======== TASK DATA ========
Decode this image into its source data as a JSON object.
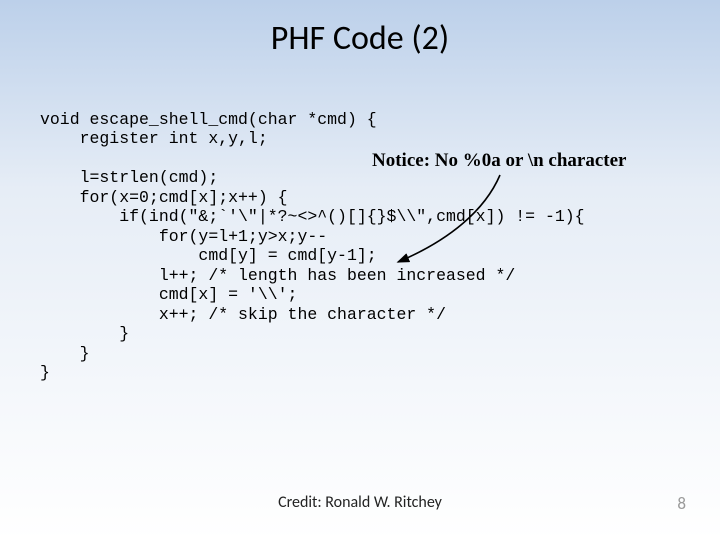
{
  "title": "PHF Code (2)",
  "notice": "Notice:  No %0a or \\n character",
  "code": "void escape_shell_cmd(char *cmd) {\n    register int x,y,l;\n\n    l=strlen(cmd);\n    for(x=0;cmd[x];x++) {\n        if(ind(\"&;`'\\\"|*?~<>^()[]{}$\\\\\",cmd[x]) != -1){\n            for(y=l+1;y>x;y--\n                cmd[y] = cmd[y-1];\n            l++; /* length has been increased */\n            cmd[x] = '\\\\';\n            x++; /* skip the character */\n        }\n    }\n}",
  "credit": "Credit: Ronald W. Ritchey",
  "page_number": "8"
}
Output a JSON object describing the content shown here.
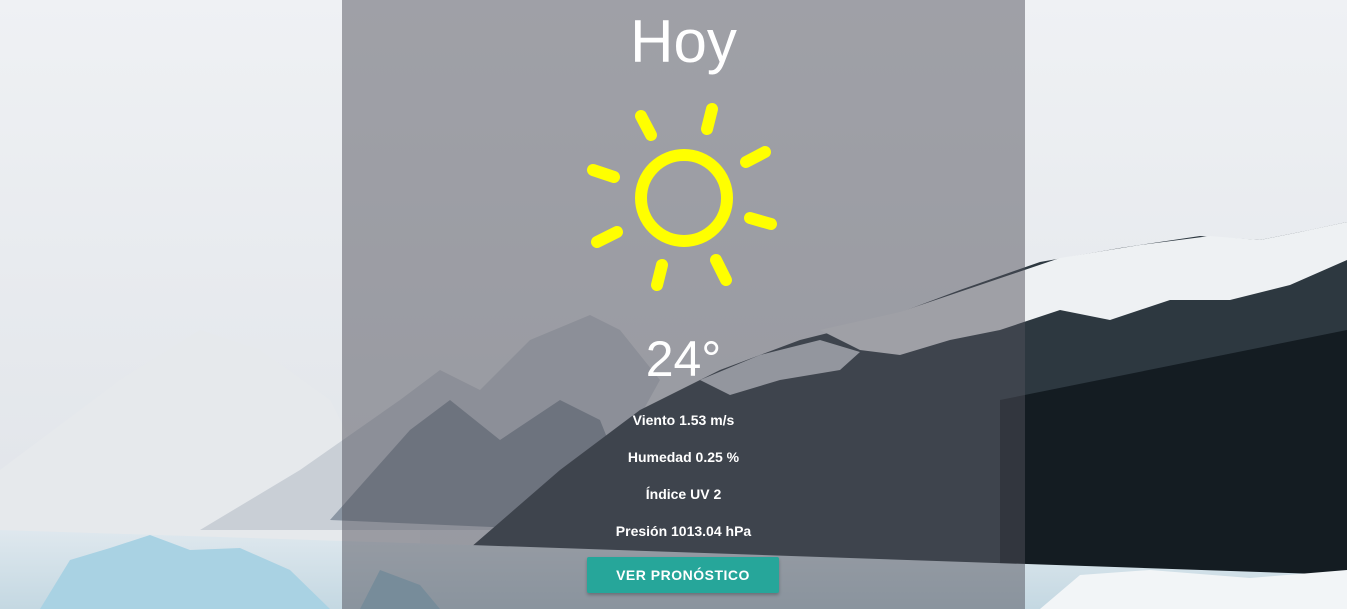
{
  "day_title": "Hoy",
  "weather_icon": "sun-icon",
  "temperature": "24°",
  "stats": {
    "wind": "Viento 1.53 m/s",
    "humidity": "Humedad 0.25 %",
    "uv_index": "Índice UV 2",
    "pressure": "Presión 1013.04 hPa"
  },
  "forecast_button": "VER PRONÓSTICO",
  "colors": {
    "sun": "#ffff00",
    "button": "#26a69a",
    "text": "#ffffff"
  }
}
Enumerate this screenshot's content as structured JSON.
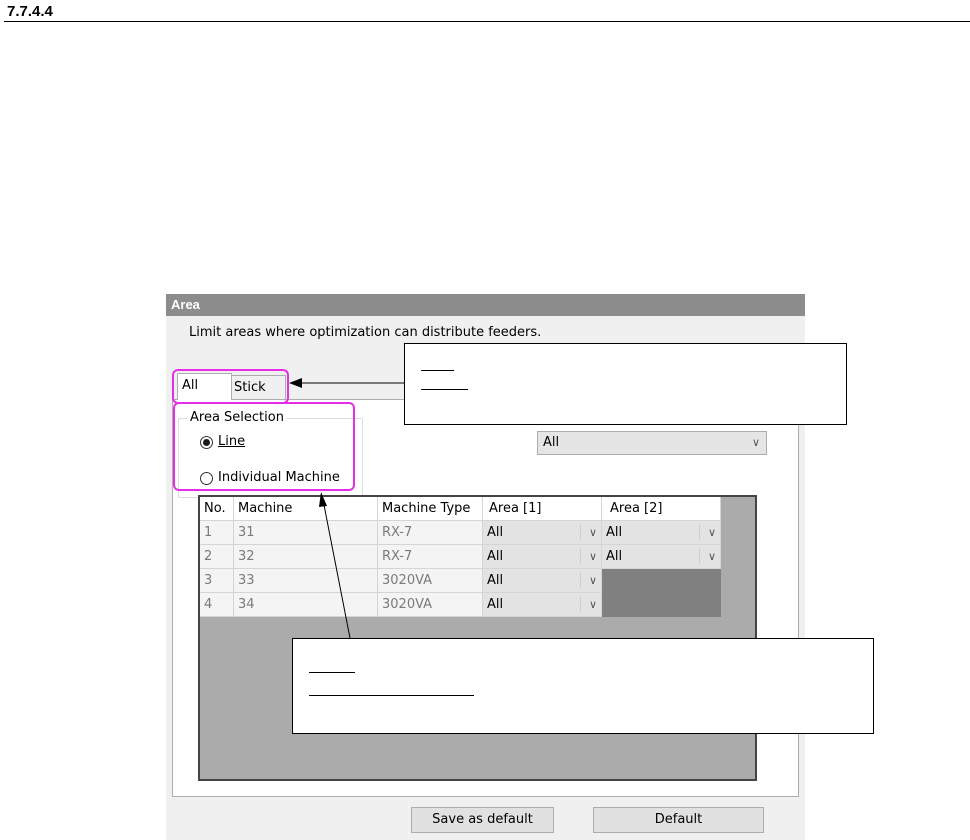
{
  "document": {
    "section_number": "7.7.4.4"
  },
  "panel": {
    "title": "Area",
    "description": "Limit areas where optimization can distribute feeders.",
    "tabs": [
      {
        "label": "All",
        "active": true
      },
      {
        "label": "Stick",
        "active": false
      }
    ],
    "area_selection": {
      "label": "Area Selection",
      "options": [
        {
          "label": "Line",
          "checked": true
        },
        {
          "label": "Individual Machine",
          "checked": false
        }
      ]
    },
    "line_area_select": {
      "value": "All"
    },
    "grid": {
      "columns": [
        "No.",
        "Machine",
        "Machine Type",
        "Area [1]",
        "Area [2]"
      ],
      "rows": [
        {
          "no": "1",
          "machine": "31",
          "type": "RX-7",
          "area1": "All",
          "area2": "All"
        },
        {
          "no": "2",
          "machine": "32",
          "type": "RX-7",
          "area1": "All",
          "area2": "All"
        },
        {
          "no": "3",
          "machine": "33",
          "type": "3020VA",
          "area1": "All",
          "area2": ""
        },
        {
          "no": "4",
          "machine": "34",
          "type": "3020VA",
          "area1": "All",
          "area2": ""
        }
      ]
    },
    "buttons": {
      "save_default": "Save as default",
      "default": "Default"
    }
  },
  "colors": {
    "highlight": "#e62ee6",
    "title_bar": "#8c8c8c"
  }
}
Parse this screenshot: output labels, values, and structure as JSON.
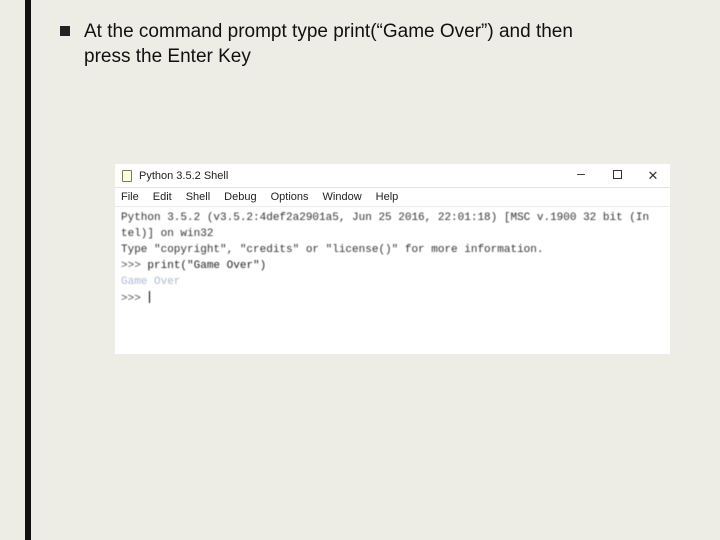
{
  "slide": {
    "bullet_text": "At the command prompt type print(“Game Over”) and then press the Enter Key"
  },
  "shell": {
    "title": "Python 3.5.2 Shell",
    "menu": [
      "File",
      "Edit",
      "Shell",
      "Debug",
      "Options",
      "Window",
      "Help"
    ],
    "banner_line1": "Python 3.5.2 (v3.5.2:4def2a2901a5, Jun 25 2016, 22:01:18) [MSC v.1900 32 bit (In",
    "banner_line2": "tel)] on win32",
    "banner_line3": "Type \"copyright\", \"credits\" or \"license()\" for more information.",
    "prompt": ">>>",
    "typed_command": "print(\"Game Over\")",
    "output": "Game Over"
  }
}
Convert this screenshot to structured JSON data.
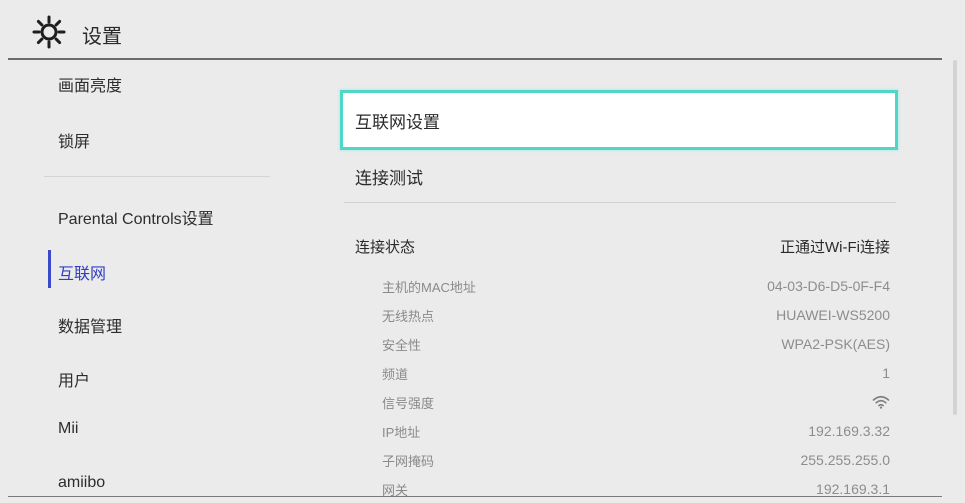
{
  "header": {
    "title": "设置",
    "icon": "gear-icon"
  },
  "sidebar": {
    "items": [
      {
        "label": "画面亮度"
      },
      {
        "label": "锁屏"
      },
      {
        "label": "Parental Controls设置"
      },
      {
        "label": "互联网"
      },
      {
        "label": "数据管理"
      },
      {
        "label": "用户"
      },
      {
        "label": "Mii"
      },
      {
        "label": "amiibo"
      }
    ],
    "active_index": 3
  },
  "main": {
    "menu": [
      {
        "label": "互联网设置"
      },
      {
        "label": "连接测试"
      }
    ],
    "status": {
      "label": "连接状态",
      "value": "正通过Wi-Fi连接"
    },
    "info": [
      {
        "label": "主机的MAC地址",
        "value": "04-03-D6-D5-0F-F4"
      },
      {
        "label": "无线热点",
        "value": "HUAWEI-WS5200"
      },
      {
        "label": "安全性",
        "value": "WPA2-PSK(AES)"
      },
      {
        "label": "频道",
        "value": "1"
      },
      {
        "label": "信号强度",
        "value": "",
        "icon": "wifi-signal-icon"
      },
      {
        "label": "IP地址",
        "value": "192.169.3.32"
      },
      {
        "label": "子网掩码",
        "value": "255.255.255.0"
      },
      {
        "label": "网关",
        "value": "192.169.3.1"
      }
    ]
  },
  "colors": {
    "accent": "#3a49c9",
    "selection_border": "#4fd6c8",
    "background": "#ebebeb"
  }
}
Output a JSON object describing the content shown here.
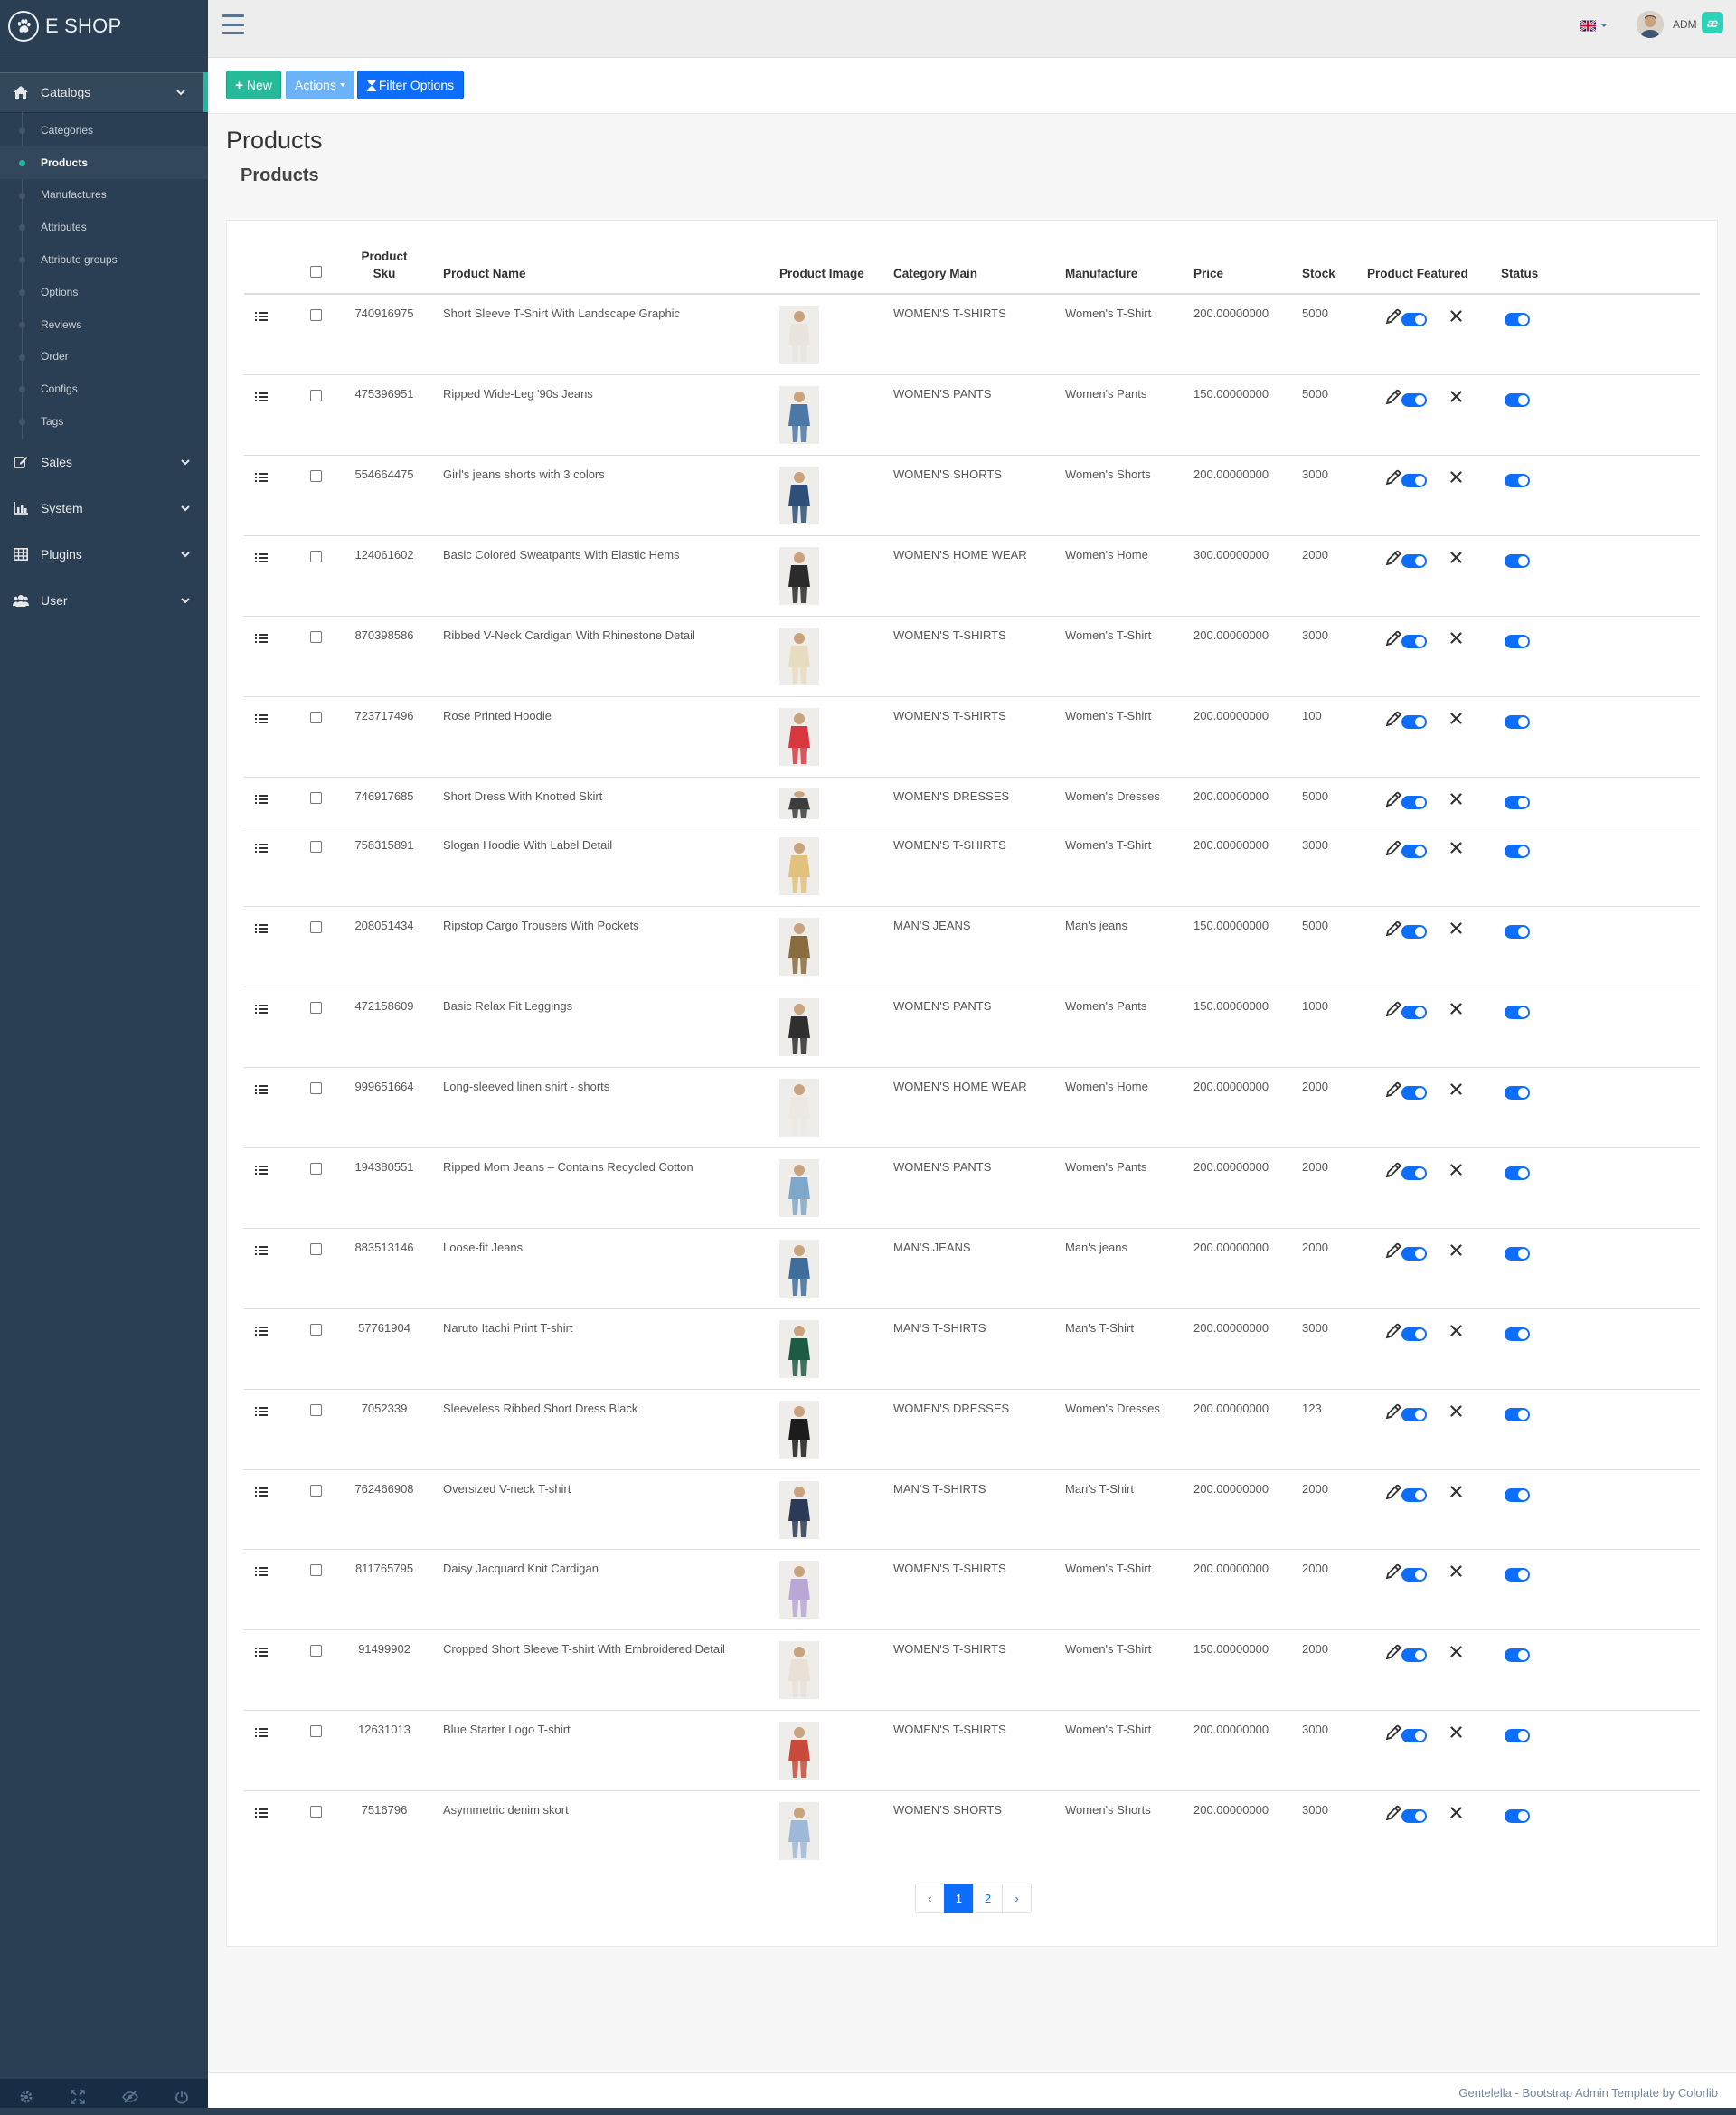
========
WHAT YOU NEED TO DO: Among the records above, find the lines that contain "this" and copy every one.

RESULT OF THE EXERCISE:
Decode this image into its source data as a JSON object.
Enumerate this screenshot's content as structured JSON.
Parse this screenshot: output labels, values, and structure as JSON.
Convert this screenshot to structured JSON data.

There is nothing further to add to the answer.